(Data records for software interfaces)
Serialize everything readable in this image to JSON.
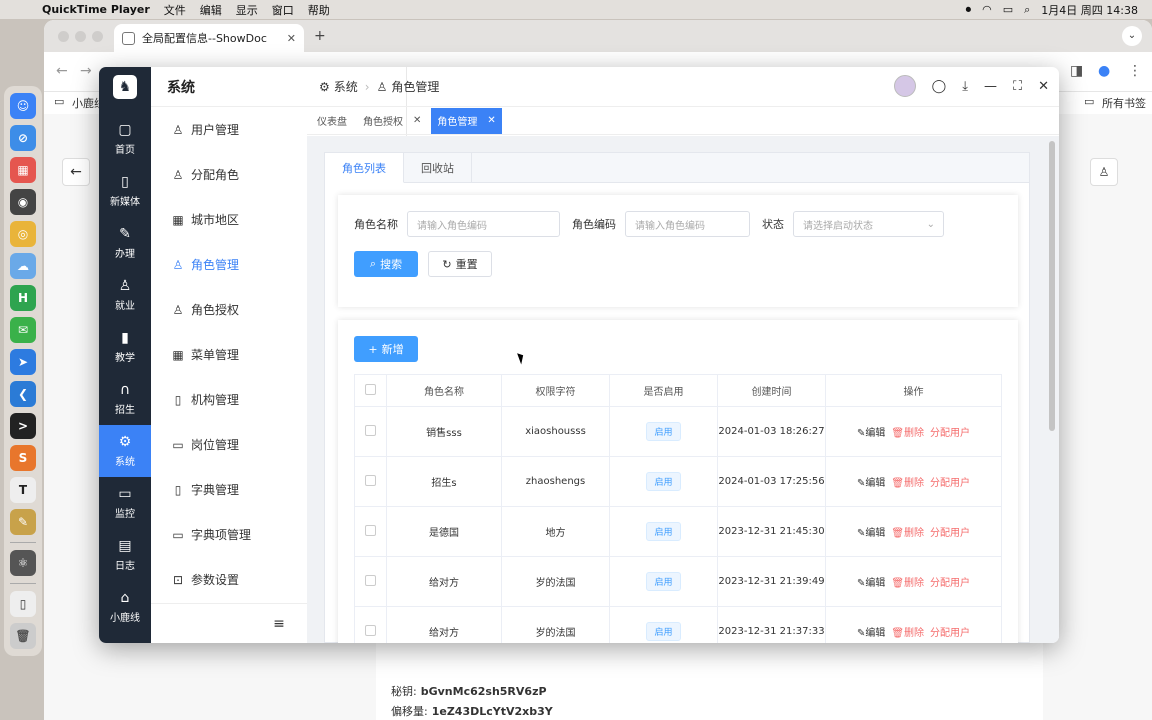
{
  "menubar": {
    "app": "QuickTime Player",
    "items": [
      "文件",
      "编辑",
      "显示",
      "窗口",
      "帮助"
    ],
    "clock": "1月4日 周四  14:38"
  },
  "browser": {
    "tab_title": "全局配置信息--ShowDoc",
    "bookmark_left": "小鹿线",
    "bookmark_right": "所有书签"
  },
  "doc": {
    "key1_label": "秘钥:",
    "key1_value": "bGvnMc62sh5RV6zP",
    "key2_label": "偏移量:",
    "key2_value": "1eZ43DLcYtV2xb3Y"
  },
  "rail": [
    {
      "label": "首页",
      "icon": "home-icon"
    },
    {
      "label": "新媒体",
      "icon": "phone-icon"
    },
    {
      "label": "办理",
      "icon": "pen-icon"
    },
    {
      "label": "就业",
      "icon": "person-pin-icon"
    },
    {
      "label": "教学",
      "icon": "mic-icon"
    },
    {
      "label": "招生",
      "icon": "headset-icon"
    },
    {
      "label": "系统",
      "icon": "gear-icon"
    },
    {
      "label": "监控",
      "icon": "monitor-icon"
    },
    {
      "label": "日志",
      "icon": "log-icon"
    },
    {
      "label": "小鹿线",
      "icon": "house-icon"
    }
  ],
  "submenu": {
    "title": "系统",
    "items": [
      {
        "label": "用户管理",
        "icon": "user-icon"
      },
      {
        "label": "分配角色",
        "icon": "user-icon"
      },
      {
        "label": "城市地区",
        "icon": "building-icon"
      },
      {
        "label": "角色管理",
        "icon": "user-icon"
      },
      {
        "label": "角色授权",
        "icon": "user-pin-icon"
      },
      {
        "label": "菜单管理",
        "icon": "grid-icon"
      },
      {
        "label": "机构管理",
        "icon": "doc-icon"
      },
      {
        "label": "岗位管理",
        "icon": "card-icon"
      },
      {
        "label": "字典管理",
        "icon": "doc-icon"
      },
      {
        "label": "字典项管理",
        "icon": "card-icon"
      },
      {
        "label": "参数设置",
        "icon": "chart-icon"
      }
    ]
  },
  "breadcrumb": {
    "first": "系统",
    "second": "角色管理"
  },
  "tags": [
    "仪表盘",
    "角色授权",
    "角色管理"
  ],
  "panel_tabs": [
    "角色列表",
    "回收站"
  ],
  "search": {
    "name_label": "角色名称",
    "name_placeholder": "请输入角色编码",
    "code_label": "角色编码",
    "code_placeholder": "请输入角色编码",
    "status_label": "状态",
    "status_placeholder": "请选择启动状态",
    "search_btn": "搜索",
    "reset_btn": "重置"
  },
  "add_btn": "新增",
  "table": {
    "headers": [
      "角色名称",
      "权限字符",
      "是否启用",
      "创建时间",
      "操作"
    ],
    "rows": [
      {
        "name": "销售sss",
        "key": "xiaoshousss",
        "status": "启用",
        "time": "2024-01-03 18:26:27"
      },
      {
        "name": "招生s",
        "key": "zhaoshengs",
        "status": "启用",
        "time": "2024-01-03 17:25:56"
      },
      {
        "name": "是德国",
        "key": "地方",
        "status": "启用",
        "time": "2023-12-31 21:45:30"
      },
      {
        "name": "给对方",
        "key": "岁的法国",
        "status": "启用",
        "time": "2023-12-31 21:39:49"
      },
      {
        "name": "给对方",
        "key": "岁的法国",
        "status": "启用",
        "time": "2023-12-31 21:37:33"
      }
    ],
    "ops": {
      "edit": "编辑",
      "delete": "删除",
      "assign": "分配用户"
    }
  },
  "colors": {
    "primary": "#3b82f6",
    "rail": "#1f2937",
    "danger": "#f56c6c"
  }
}
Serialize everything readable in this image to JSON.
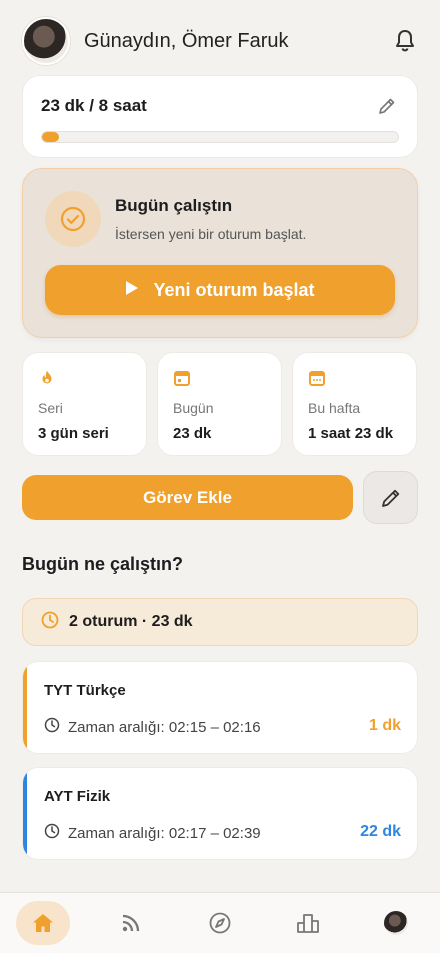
{
  "header": {
    "greeting": "Günaydın, Ömer Faruk",
    "avatar_icon": "user-avatar",
    "bell_icon": "bell-icon"
  },
  "goal": {
    "text": "23 dk / 8 saat",
    "progress_fraction": 0.048,
    "edit_icon": "pencil-icon"
  },
  "today": {
    "title": "Bugün çalıştın",
    "subtitle": "İstersen yeni bir oturum başlat.",
    "button_label": "Yeni oturum başlat",
    "check_icon": "check-circle-icon",
    "play_icon": "play-icon"
  },
  "stats": [
    {
      "icon": "flame-icon",
      "label": "Seri",
      "value": "3 gün seri"
    },
    {
      "icon": "calendar-icon",
      "label": "Bugün",
      "value": "23 dk"
    },
    {
      "icon": "calendar-icon",
      "label": "Bu hafta",
      "value": "1 saat 23 dk"
    }
  ],
  "task": {
    "button_label": "Görev Ekle",
    "edit_icon": "pencil-icon"
  },
  "sessions_section": {
    "title": "Bugün ne çalıştın?",
    "summary": "2 oturum · 23 dk",
    "items": [
      {
        "subject": "TYT Türkçe",
        "range": "Zaman aralığı: 02:15 – 02:16",
        "duration": "1 dk",
        "color": "#f0a02d"
      },
      {
        "subject": "AYT Fizik",
        "range": "Zaman aralığı: 02:17 – 02:39",
        "duration": "22 dk",
        "color": "#2f86e0"
      }
    ]
  },
  "colors": {
    "accent": "#f0a02d",
    "blue": "#2f86e0",
    "background": "#f4f2ef"
  },
  "nav": {
    "items": [
      "home-icon",
      "feed-icon",
      "compass-icon",
      "leaderboard-icon",
      "profile-avatar"
    ],
    "active": "home-icon"
  }
}
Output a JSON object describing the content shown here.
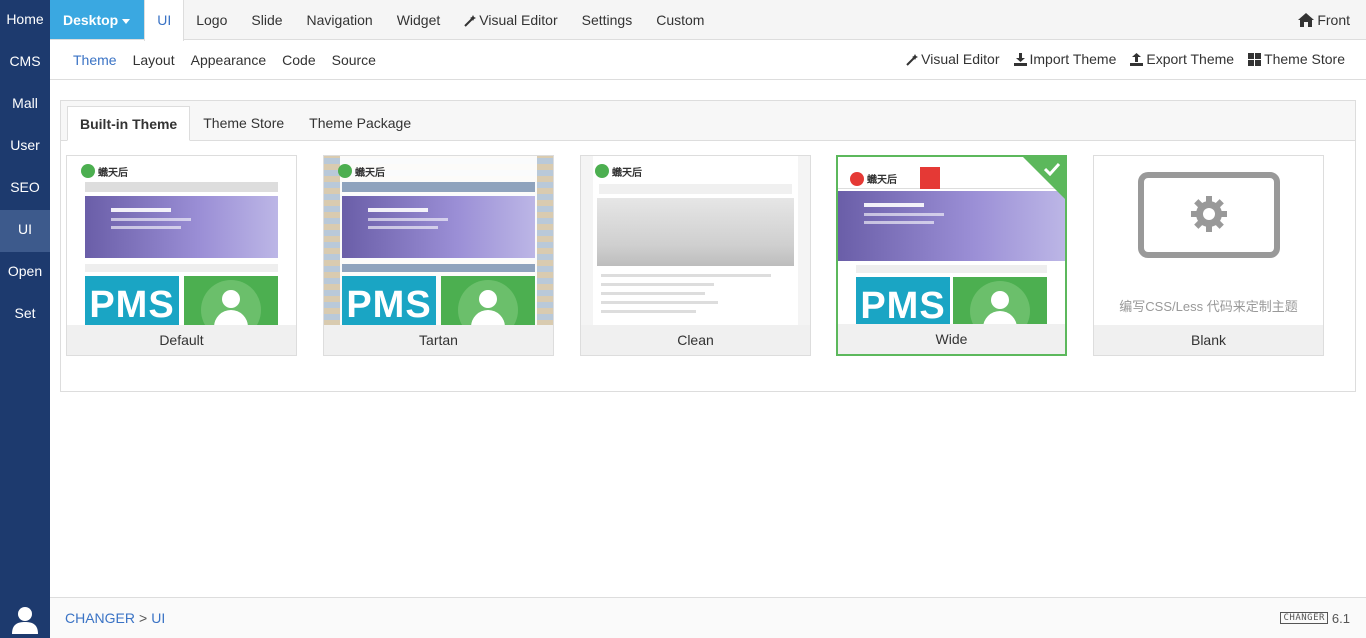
{
  "sidebar": {
    "items": [
      {
        "label": "Home"
      },
      {
        "label": "CMS"
      },
      {
        "label": "Mall"
      },
      {
        "label": "User"
      },
      {
        "label": "SEO"
      },
      {
        "label": "UI"
      },
      {
        "label": "Open"
      },
      {
        "label": "Set"
      }
    ],
    "active_index": 5,
    "user_icon": "user-icon"
  },
  "topbar": {
    "device_label": "Desktop",
    "items": [
      "UI",
      "Logo",
      "Slide",
      "Navigation",
      "Widget",
      "Visual Editor",
      "Settings",
      "Custom"
    ],
    "active": "UI",
    "front_label": "Front"
  },
  "subnav": {
    "items": [
      "Theme",
      "Layout",
      "Appearance",
      "Code",
      "Source"
    ],
    "active": "Theme",
    "actions": [
      {
        "label": "Visual Editor",
        "icon": "wand-icon"
      },
      {
        "label": "Import Theme",
        "icon": "download-icon"
      },
      {
        "label": "Export Theme",
        "icon": "upload-icon"
      },
      {
        "label": "Theme Store",
        "icon": "grid-icon"
      }
    ]
  },
  "tabs": {
    "items": [
      "Built-in Theme",
      "Theme Store",
      "Theme Package"
    ],
    "active": "Built-in Theme"
  },
  "themes": [
    {
      "label": "Default",
      "pms": "PMS"
    },
    {
      "label": "Tartan",
      "pms": "PMS"
    },
    {
      "label": "Clean"
    },
    {
      "label": "Wide",
      "pms": "PMS",
      "selected": true
    },
    {
      "label": "Blank",
      "note": "编写CSS/Less 代码来定制主题"
    }
  ],
  "footer": {
    "crumb_root": "CHANGER",
    "crumb_sep": ">",
    "crumb_current": "UI",
    "brand_tag": "CHANGER",
    "version": "6.1"
  },
  "colors": {
    "sidebar_bg": "#1d3a6e",
    "accent": "#3a73c5",
    "device_bg": "#3aa8e1",
    "selected": "#5cb85c"
  }
}
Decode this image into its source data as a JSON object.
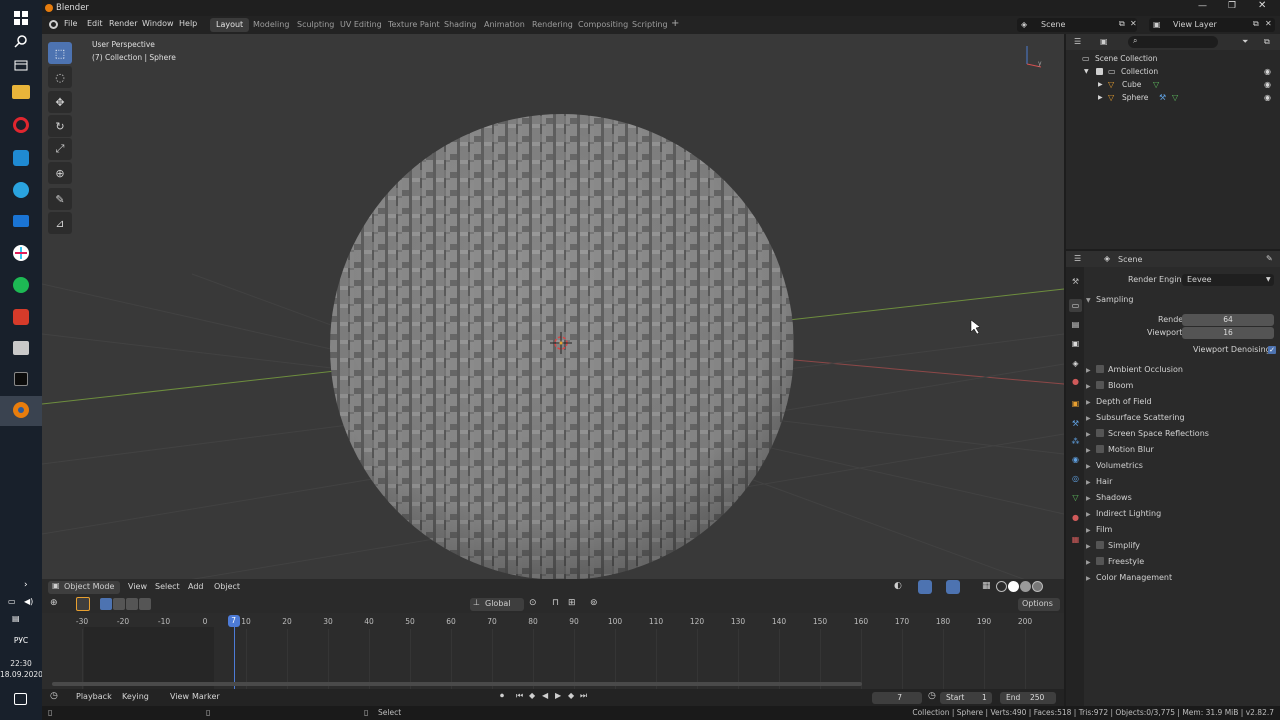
{
  "taskbar": {
    "icons": [
      "windows-icon",
      "search-icon",
      "task-view-icon",
      "file-explorer-icon",
      "opera-icon",
      "vscode-icon",
      "telegram-icon",
      "mail-icon",
      "slack-icon",
      "spotify-icon",
      "app-red-icon",
      "app-gray-icon",
      "app-dark-icon",
      "blender-icon"
    ],
    "tray": {
      "lang": "РУС",
      "time": "22:30",
      "date": "18.09.2020"
    }
  },
  "window": {
    "title": "Blender"
  },
  "menubar": {
    "menus": [
      "File",
      "Edit",
      "Render",
      "Window",
      "Help"
    ],
    "workspaces": [
      "Layout",
      "Modeling",
      "Sculpting",
      "UV Editing",
      "Texture Paint",
      "Shading",
      "Animation",
      "Rendering",
      "Compositing",
      "Scripting"
    ],
    "active_workspace": "Layout",
    "scene": "Scene",
    "view_layer": "View Layer"
  },
  "viewport": {
    "perspective": "User Perspective",
    "collection_info": "(7) Collection | Sphere",
    "background_color": "#393939",
    "mesh_color": "#7d7d7d",
    "mode": "Object Mode",
    "menus": [
      "View",
      "Select",
      "Add",
      "Object"
    ],
    "transform_orientation": "Global",
    "options_label": "Options",
    "tools": [
      "select-box-icon",
      "cursor-icon",
      "move-icon",
      "rotate-icon",
      "scale-icon",
      "transform-icon",
      "annotate-icon",
      "measure-icon"
    ]
  },
  "timeline": {
    "ticks": [
      "-30",
      "-20",
      "-10",
      "0",
      "10",
      "20",
      "30",
      "40",
      "50",
      "60",
      "70",
      "80",
      "90",
      "100",
      "110",
      "120",
      "130",
      "140",
      "150",
      "160",
      "170",
      "180",
      "190",
      "200"
    ],
    "current_frame": "7",
    "menus": [
      "Playback",
      "Keying",
      "View",
      "Marker"
    ],
    "start_label": "Start",
    "start": "1",
    "end_label": "End",
    "end": "250"
  },
  "outliner": {
    "scene_collection": "Scene Collection",
    "collection": "Collection",
    "objects": [
      {
        "name": "Cube"
      },
      {
        "name": "Sphere"
      }
    ]
  },
  "properties": {
    "context": "Scene",
    "render_engine_label": "Render Engine",
    "render_engine": "Eevee",
    "sampling": {
      "title": "Sampling",
      "render_label": "Render",
      "render": "64",
      "viewport_label": "Viewport",
      "viewport": "16",
      "denoise_label": "Viewport Denoising"
    },
    "panels": [
      {
        "label": "Ambient Occlusion",
        "checkbox": true
      },
      {
        "label": "Bloom",
        "checkbox": true
      },
      {
        "label": "Depth of Field",
        "checkbox": false
      },
      {
        "label": "Subsurface Scattering",
        "checkbox": false
      },
      {
        "label": "Screen Space Reflections",
        "checkbox": true
      },
      {
        "label": "Motion Blur",
        "checkbox": true
      },
      {
        "label": "Volumetrics",
        "checkbox": false
      },
      {
        "label": "Hair",
        "checkbox": false
      },
      {
        "label": "Shadows",
        "checkbox": false
      },
      {
        "label": "Indirect Lighting",
        "checkbox": false
      },
      {
        "label": "Film",
        "checkbox": false
      },
      {
        "label": "Simplify",
        "checkbox": true
      },
      {
        "label": "Freestyle",
        "checkbox": true
      },
      {
        "label": "Color Management",
        "checkbox": false
      }
    ]
  },
  "statusbar": {
    "select": "Select",
    "info": "Collection | Sphere | Verts:490 | Faces:518 | Tris:972 | Objects:0/3,775 | Mem: 31.9 MiB | v2.82.7"
  }
}
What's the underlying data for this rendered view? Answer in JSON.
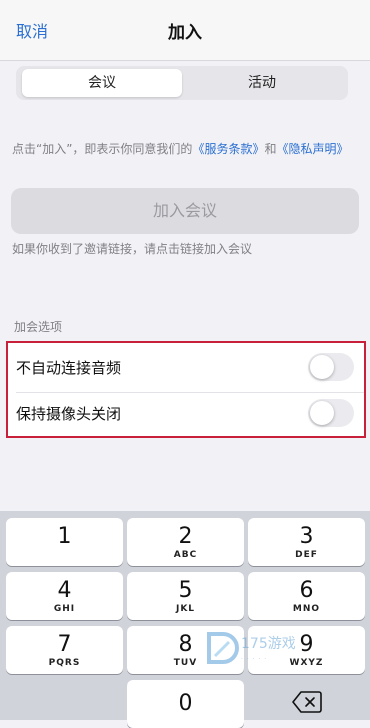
{
  "nav": {
    "cancel": "取消",
    "title": "加入"
  },
  "segments": {
    "meeting": "会议",
    "activity": "活动"
  },
  "terms": {
    "prefix": "点击“加入”，即表示你同意我们的",
    "service_link": "《服务条款》",
    "conjunction": "和",
    "privacy_link": "《隐私声明》"
  },
  "join_button": "加入会议",
  "hint": "如果你收到了邀请链接，请点击链接加入会议",
  "options": {
    "section_label": "加会选项",
    "items": [
      {
        "label": "不自动连接音频",
        "on": false
      },
      {
        "label": "保持摄像头关闭",
        "on": false
      }
    ]
  },
  "keypad": {
    "keys": [
      {
        "num": "1",
        "letters": ""
      },
      {
        "num": "2",
        "letters": "ABC"
      },
      {
        "num": "3",
        "letters": "DEF"
      },
      {
        "num": "4",
        "letters": "GHI"
      },
      {
        "num": "5",
        "letters": "JKL"
      },
      {
        "num": "6",
        "letters": "MNO"
      },
      {
        "num": "7",
        "letters": "PQRS"
      },
      {
        "num": "8",
        "letters": "TUV"
      },
      {
        "num": "9",
        "letters": "WXYZ"
      },
      {
        "num": "0",
        "letters": ""
      }
    ],
    "backspace_icon": "backspace-icon"
  },
  "watermark": {
    "text": "175游戏"
  },
  "colors": {
    "accent": "#2a6fd1",
    "highlight_border": "#c8203a"
  }
}
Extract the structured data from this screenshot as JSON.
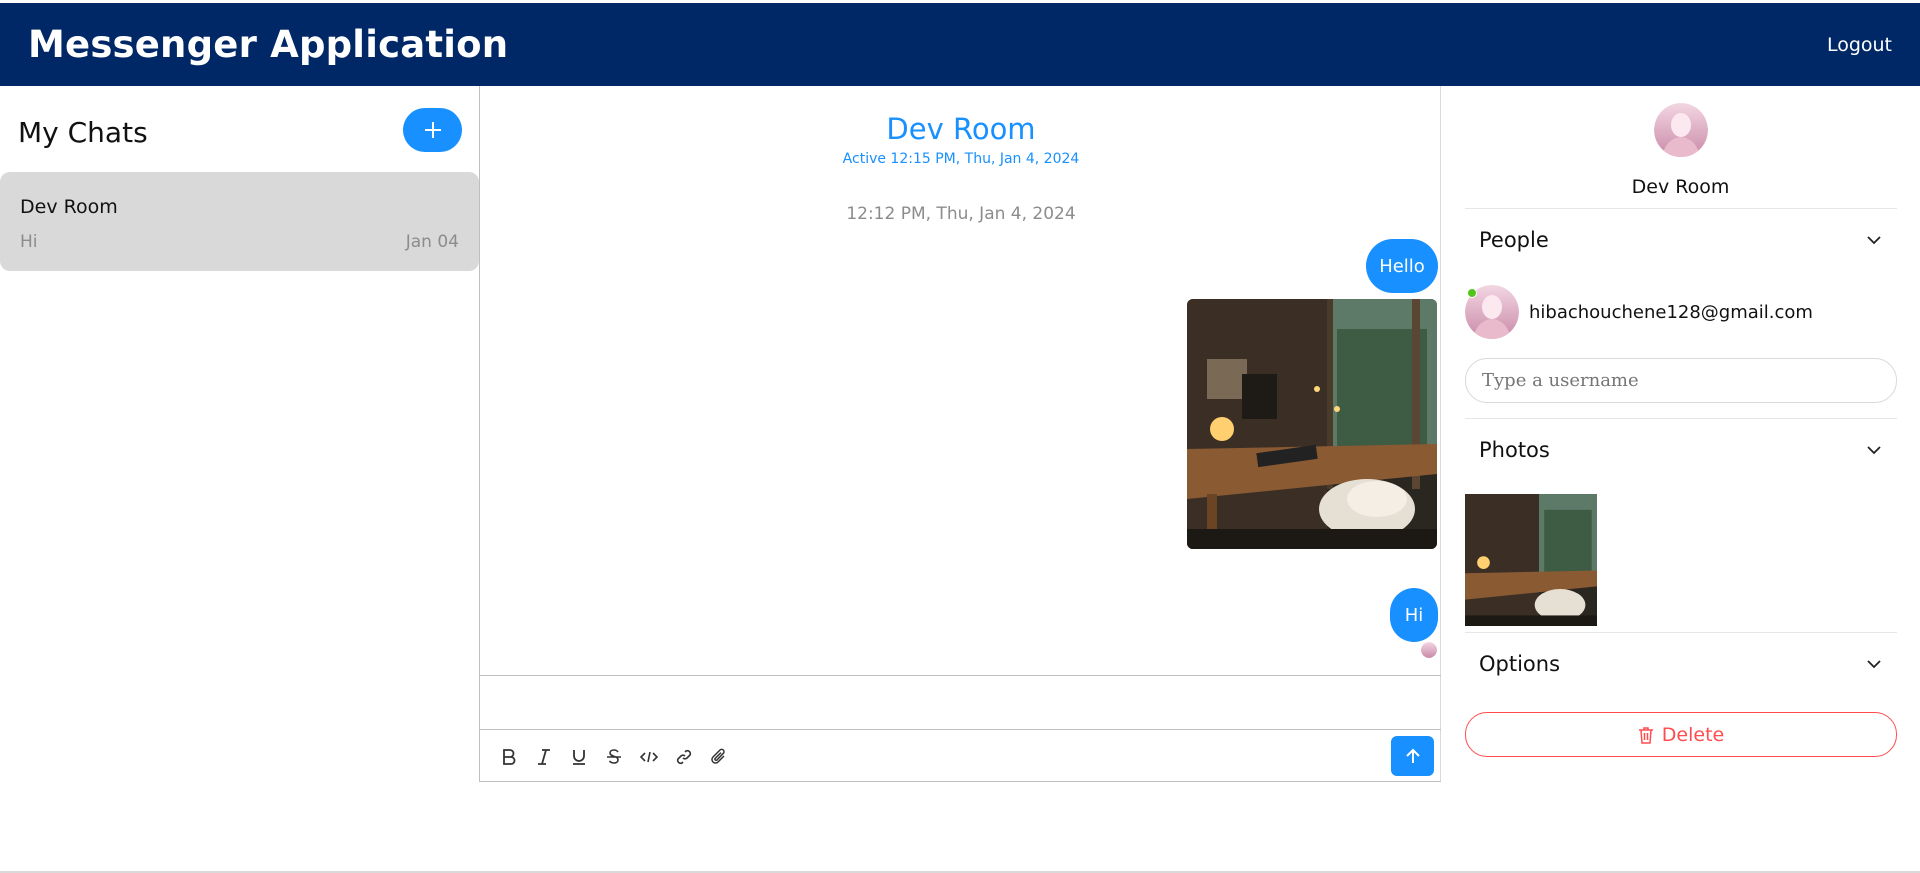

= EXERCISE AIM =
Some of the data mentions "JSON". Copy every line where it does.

= TASK OUTPUT =
Serialize everything readable in this image to JSON.
Serialize everything readable in this image to JSON.
Output a JSON object describing the content shown here.
Decode this image into its source data as a JSON object.
What's the underlying data for this rendered view? Answer in JSON.
Extract the structured data from this screenshot as JSON.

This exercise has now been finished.